(Items from an interface collection)
%%
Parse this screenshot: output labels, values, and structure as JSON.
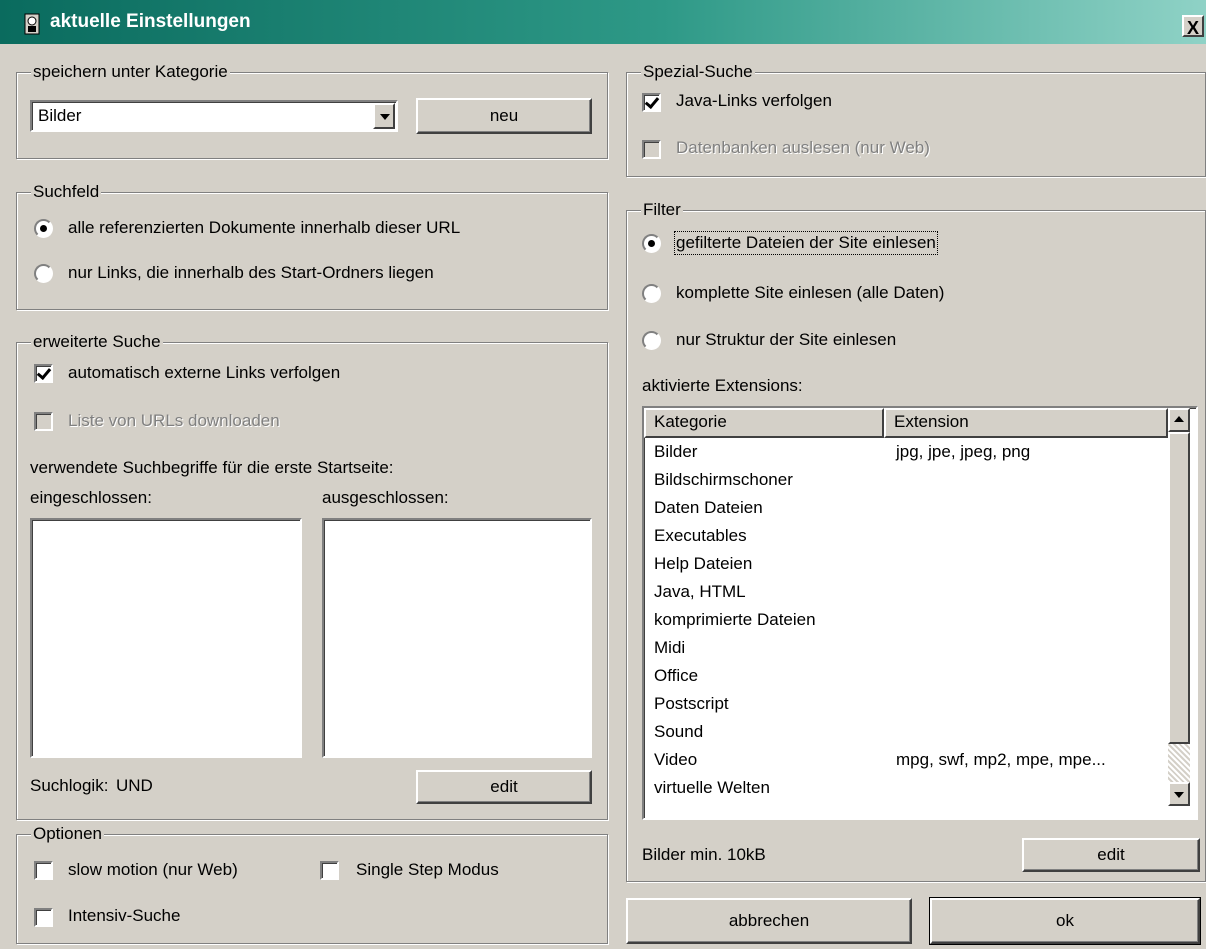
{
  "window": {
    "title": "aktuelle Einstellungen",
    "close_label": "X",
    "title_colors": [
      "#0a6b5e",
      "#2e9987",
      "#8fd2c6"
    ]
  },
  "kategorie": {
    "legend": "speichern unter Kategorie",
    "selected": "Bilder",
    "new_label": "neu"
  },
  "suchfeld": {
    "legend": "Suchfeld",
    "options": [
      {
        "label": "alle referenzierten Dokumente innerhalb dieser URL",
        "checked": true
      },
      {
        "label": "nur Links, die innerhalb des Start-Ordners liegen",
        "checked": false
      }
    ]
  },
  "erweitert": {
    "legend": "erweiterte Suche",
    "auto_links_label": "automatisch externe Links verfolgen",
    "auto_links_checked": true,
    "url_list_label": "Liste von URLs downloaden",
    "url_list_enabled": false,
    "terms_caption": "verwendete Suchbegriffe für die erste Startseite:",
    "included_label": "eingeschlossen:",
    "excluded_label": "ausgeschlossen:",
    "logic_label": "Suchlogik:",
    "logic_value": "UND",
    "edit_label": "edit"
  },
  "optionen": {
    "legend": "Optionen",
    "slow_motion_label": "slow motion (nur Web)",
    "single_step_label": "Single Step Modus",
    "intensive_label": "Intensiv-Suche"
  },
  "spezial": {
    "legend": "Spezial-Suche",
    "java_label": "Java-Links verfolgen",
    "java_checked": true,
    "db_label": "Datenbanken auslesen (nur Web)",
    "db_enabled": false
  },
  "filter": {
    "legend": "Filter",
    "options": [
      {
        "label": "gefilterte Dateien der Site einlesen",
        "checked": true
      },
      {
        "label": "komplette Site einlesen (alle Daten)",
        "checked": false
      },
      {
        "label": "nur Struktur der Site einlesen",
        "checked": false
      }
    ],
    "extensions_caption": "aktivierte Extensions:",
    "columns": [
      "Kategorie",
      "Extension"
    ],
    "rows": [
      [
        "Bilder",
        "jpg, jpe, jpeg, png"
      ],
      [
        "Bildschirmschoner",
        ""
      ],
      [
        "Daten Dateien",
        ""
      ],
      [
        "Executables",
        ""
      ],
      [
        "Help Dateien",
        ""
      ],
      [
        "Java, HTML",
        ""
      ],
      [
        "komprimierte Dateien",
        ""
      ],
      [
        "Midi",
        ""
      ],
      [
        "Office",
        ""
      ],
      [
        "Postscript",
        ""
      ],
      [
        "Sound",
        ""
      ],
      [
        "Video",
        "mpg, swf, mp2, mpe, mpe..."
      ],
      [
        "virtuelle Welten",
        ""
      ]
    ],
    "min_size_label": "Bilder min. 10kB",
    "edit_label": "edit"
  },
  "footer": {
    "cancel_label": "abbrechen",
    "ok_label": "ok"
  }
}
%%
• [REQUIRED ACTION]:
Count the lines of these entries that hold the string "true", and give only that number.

• [ANSWER TO THE PROBLEM]:
4